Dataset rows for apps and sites

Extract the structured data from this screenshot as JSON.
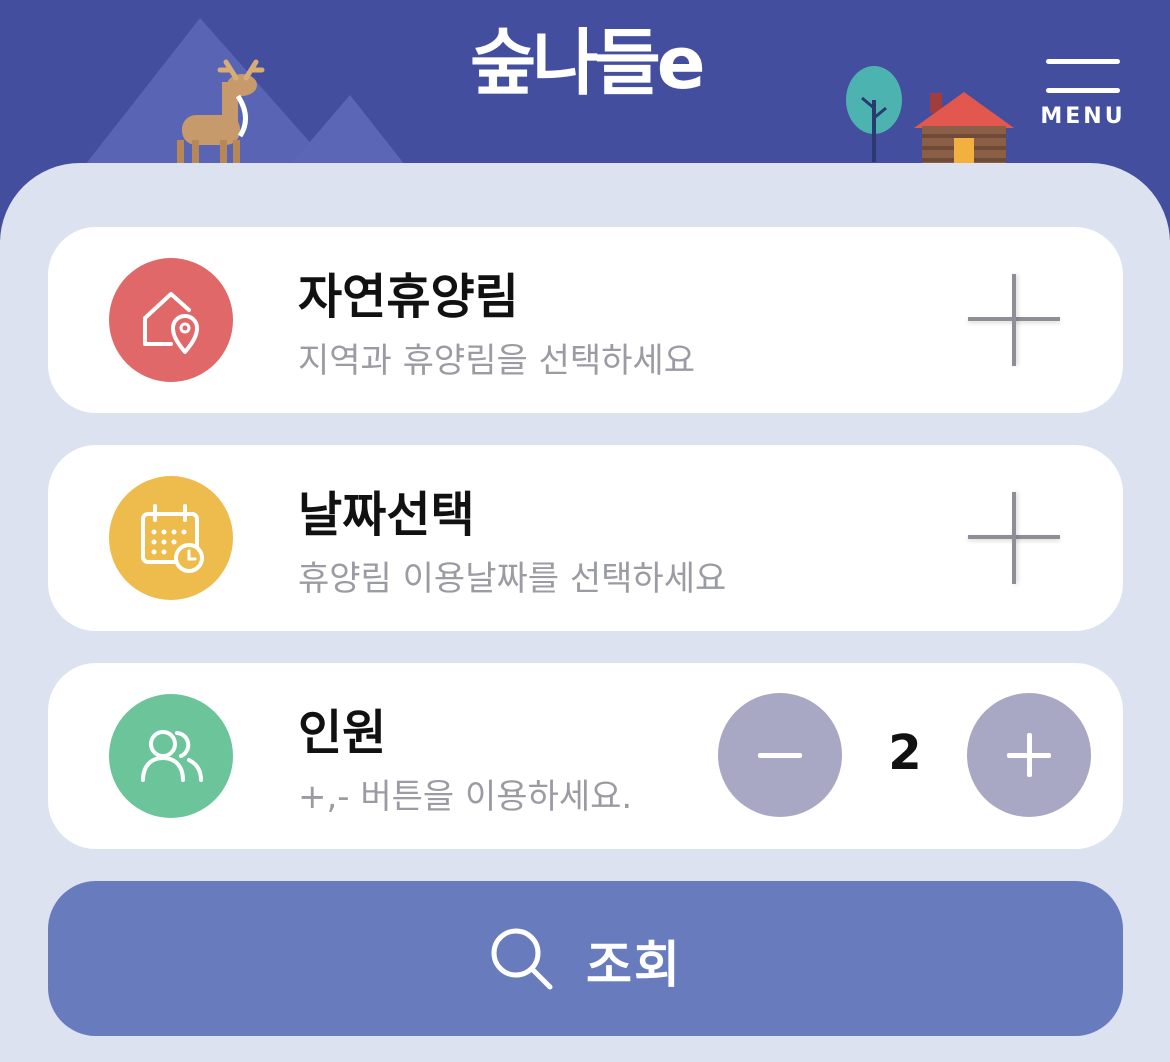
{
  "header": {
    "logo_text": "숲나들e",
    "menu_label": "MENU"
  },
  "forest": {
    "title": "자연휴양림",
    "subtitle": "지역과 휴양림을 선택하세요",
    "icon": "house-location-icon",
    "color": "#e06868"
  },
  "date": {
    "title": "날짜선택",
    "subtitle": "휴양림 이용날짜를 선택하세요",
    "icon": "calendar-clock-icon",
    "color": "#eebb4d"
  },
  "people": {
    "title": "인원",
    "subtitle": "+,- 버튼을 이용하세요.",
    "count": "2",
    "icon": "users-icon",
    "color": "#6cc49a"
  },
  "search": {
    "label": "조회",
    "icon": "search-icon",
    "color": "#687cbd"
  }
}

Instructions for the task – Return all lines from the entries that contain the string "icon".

Solution for this exercise –
    "icon": "house-location-icon",
    "icon": "calendar-clock-icon",
    "icon": "users-icon",
    "icon": "search-icon",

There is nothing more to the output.